Commemorating the 22nd anniversary of 9/11, the deadliest terrorist attacks in our nation’s history, the Center for Homeland Defense and Security hosted a “Never Forget” memorial service that included remarks by longtime CHDS faculty member and counterterrorism expert David Brannan at Herrmann Hall at NPS on Monday, Sept. 11.
With NPS Pres. Adm. Ann Rondeau, CHDS Master’s Program lead Lauren Fernandez, longtime CHDS faculty member Anders Strindberg, and the Master’s cohort 2303/04 in attendance for the raising of the U.S. flag and the memorial, Brannan marked the somber occasion by recounting the 9/11 attacks mounted by al-Qaeda hijackers in commercial aircraft on the World Trade Center North and South Towers and the Pentagon, as well as the hijacked aircraft that crashed in a Pennsylvania field after passengers and crew stormed the cockpit, attacks that killed nearly 3,000 people.
Brannan noted Pres. George W. Bush put all U.S. military forces on high alert throughout the world later in the day on 9/11 and delivered a speech to the nation in which he said, “Today, our nation saw evil, the very worst of human nature. And we responded with the best of America—with the daring of our rescue workers, with the caring for strangers and neighbors.”
“In just a minute,” Brannan said, “I would like us to recognize and remember the acts that certainly forever changed my life, and many of those that continue to keep this vigil 22 years later.”
Brannan noted the remembrance was “for the victims on American Airlines Flight 11 and United Airlines Flight 175,” and “for those civilians and responders inside and underneath the collapse of the World Trade Center’s North and South Towers,” and “for those onboard American Airlines Flight 77 and for those serving inside the Pentagon” who were struck by that aircraft, and “finally for the brave souls aboard Flight 93 which forced the terrorist to crash in a deserted field near Shanksville, PA, before they could kill more on the ground—we now know the likely targets were either the White House or the Capitol building.”
Remembering that he and colleague Dr. Bruce Hoffman were working on a counterterrorism project at the Rand DC office overlooking the Pentagon attack site on 9/11, and his subsequent call to Strindberg, Brannan said the three of them “were forever changed that day,” and “always stop to remember” the anniversary.

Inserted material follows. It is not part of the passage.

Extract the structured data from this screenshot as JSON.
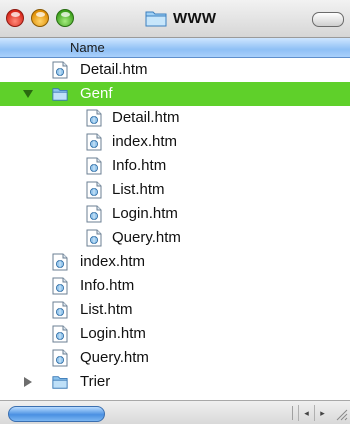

He encouraged those in attendance to observe a “moment of silence to reflect on your whereabouts that day, and how the 9/11 attacks changed your lives.”
Following the moment of silence, Brannan said, “This is and will forever be a solemn day for me. I don’t remember to keep hate alive. I remember to give honor to those brave first responders and victims who died that day 22 years ago.
“Thank you for coming. You are dismissed.”
After the ceremony, attendees were encouraged to take a walk to the NPS 9/11 Memorial made with steel from the World Trade Center at the reflecting pond in honor of those we lost that day.